I’ve been only painting in one layer (aka “Alla Prima”) and so far I feel like it’s been a 50/50 chance of whether my paintings turn out the way I want them to, so I thought I would try doing a painting in multiple layers for a change.
There is a rule to follow if you don’t want your painting to crack and that is “fat over lean”. What that means is whatever layer you are painting should have more oil (i.e. is fatter) than the previous one. This is because when oil is drying it moves slightly when there is a change in temperature until it dries. Therefore, if the layers above harden before the layers below, the movement of the lower layers will cause the hardened layer above to crack. For this reason in the first layer I significantly thinned down the paint with solvent (in this case water because I am using water-soluble oil paints) until it was almost a watercolour-like consistency. The second layer was done with a little bit of water, the third without anything added, the fourth with a stand oil based painting medium, and the fifth with stand oil.

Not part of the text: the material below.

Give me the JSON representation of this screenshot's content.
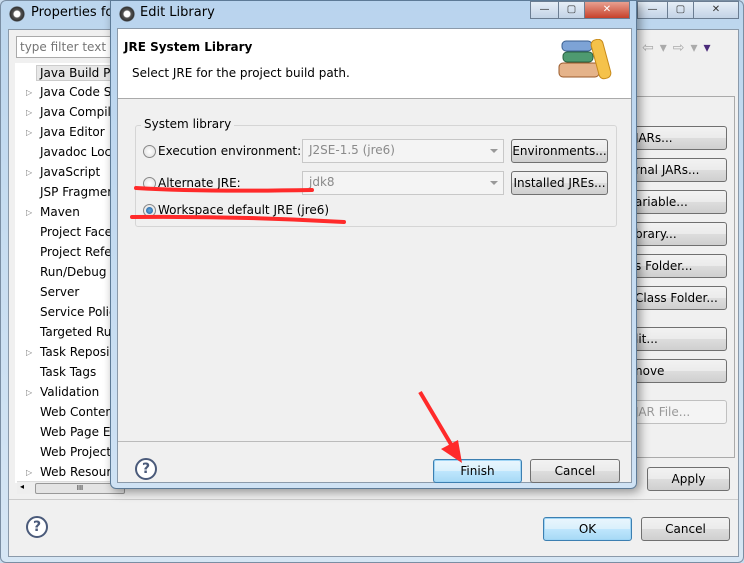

This painting is based on a picture of this dress.
This layer fulfills the same role as an underdrawing so that I have a more solid idea of where to place my paint in the subsequent layer. I used Burnt Sienna, traditionally the earth colours (Umbers, Siennas, Ochres) are used. The advantages of using the earth colours is that they are the cheapest and tend to dry quicker. I went over some areas with Titanium White to give me a better idea of what to paint because it got too messy in some places.
The purpose of this layer is to solidify the drawing and to put down the values (i.e. light and dark) without having to also worry about colour. This layer is a grayscale painting done in Ivory Black and Titanium White, from which I mixed a set of grays. I mixed 10 grays but that was probably too much. I think 7 would have been sufficient. In Rennaisance art the skin would be painted in green but I decided to keep it simple with just black and white.
Now that we have a good idea of the drawing and values of the painting we can focus on colour. Following the general rule of going from simple to complex I used a fairly limited palette. The colours were: Iron Oxide Red, Yellow Ochre, Cerulean Blue, Burnt Umber, Ivory Black and Titanium White. Even with opaque colours the gray of the layer below seems to dull the colour so more layers are neccessary.
I used more colours, adding Prussian Blue, Indian Yellow, Cadmium Red and Primary Magenta to my palette. I went into full detail using my smallest brush at this stage. When I finished this layer I felt that I had achieved the level of colour saturation I wanted so I decided that only one more layer was needed for corrections and glazing.
In this layer I used glazes of Indian Yellow in the highlights to make them warmer and Prussian Blue in the shadows to make them cooler. I also added a thin glaze of Prussian Blue to some of the hair to shift the colour slightly. A glaze is a transparent colour that has had enough medium (in this case stand oil) added to make it very see-through so that it shifts the colour of the layers below rather than replacing it.
To conclude, this way of painting takes much more time but the end result is worth it for me. The layered approach means that with each layer you can correct any mistakes of the layer below and for a beginner like me that is a huge advantage over alla prima. Afterall, alla prima is about showing virtuosity by getting each brush stroke, choice of colour and value right first time and I’ll admit I’m not at a stage in my painting where I can do that.